Like the Tea Party right, liberals are flocking to their own media campfires for warmth, talking points, and calls to action. The Tea Party’s membership was never huge in numbers, but the movement knew how to turn communal passions into political clout. Members jeered politicians and joined enthusiastic protests. But their real power came from marching as a group to party primaries and other elections that less engaged voters ignored.
It’s a fallacy to believe progressives can fix America’s acrimony by changing their attitudes. I am all for reaching out. But it helps to have someone else reaching back.
If other social movements are any guide, the biggest challenge the anti-Trump resistance faces in the weeks and months ahead is bringing some structure and strategy to these fragmented groups. On the flip-side, too much streamlining risks losing the grassroots authenticity that gets the attention of politicians.
To counteract the forces that would reverse Obama’s policies to fight climate change or exacerbate income inequality by cutting taxes for the wealthy, progressives need to come together and find ways to clearly articulate what they stand for, while telling a simple and compelling story that shows how their ideas will help shape a better future.
To counteract the forces that would reverse President Barack Obama’s policies to fight climate change or exacerbate income inequality by cutting taxes for the wealthy, progressives need to come together and find ways to clearly articulate what they stand for, while telling a simple and compelling story that shows how their ideas will help shape a better future.
A batch of petitions launched by skeptics questions Our Revolution’s agenda, inclusion of supporters and endorsements.
Bernie Sanders’ decision to stay in the Democratic primary race — and the competitive nature of that race in the state of California — could very well pay dividends for the Democratic Party in the less glamorous, but impactful down-ballot races.
The extreme left now mirrors the extreme right, each reflecting the anger and unbending rigidity of the other. And the idea that politics is the art of compromise, where everybody gets something but nobody gets everything, seems a lost artifact from a distant age.
By Lesley Clark, McClatchy Washington Bureau DETROIT — “Is this the line for the groupies?” Amanda Knief asked the question with a laugh, but liberal fervor for Sen. Elizabeth Warren runs deep, as evidenced by the fans who’d gathered some 90 minutes before the Massachusetts Democrat took the stage in Detroit recently at the nation’s […]
BOSTON — Elizabeth Warren is cast as many things: a populist, a left-winger, the paladin against the bankers and the rich, the Democrats’ alternative to Hillary Clinton, the policy wonk with a heart. The senior senator from Massachusetts is certainly a populist and her heart is with those foreclosed upon and exploited by shady financial […]

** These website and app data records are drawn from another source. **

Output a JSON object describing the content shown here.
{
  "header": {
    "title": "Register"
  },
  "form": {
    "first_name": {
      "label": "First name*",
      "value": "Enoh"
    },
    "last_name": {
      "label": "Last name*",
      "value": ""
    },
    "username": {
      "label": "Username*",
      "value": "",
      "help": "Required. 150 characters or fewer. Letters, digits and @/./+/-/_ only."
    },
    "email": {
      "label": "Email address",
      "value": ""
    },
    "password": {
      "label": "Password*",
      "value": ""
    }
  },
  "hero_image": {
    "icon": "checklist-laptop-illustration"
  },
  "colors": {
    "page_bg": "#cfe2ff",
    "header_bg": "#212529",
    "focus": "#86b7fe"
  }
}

NEW YORK — To say that Mayor Bill de Blasio is unbowed after some difficult moments in his first few months in office is not entirely true. The 6-foot-5 progressive bows regularly so he won’t overwhelm interlocutors who don’t meet NBA specs. But de Blasio offers no apologies for waging war on economic inequality, for […]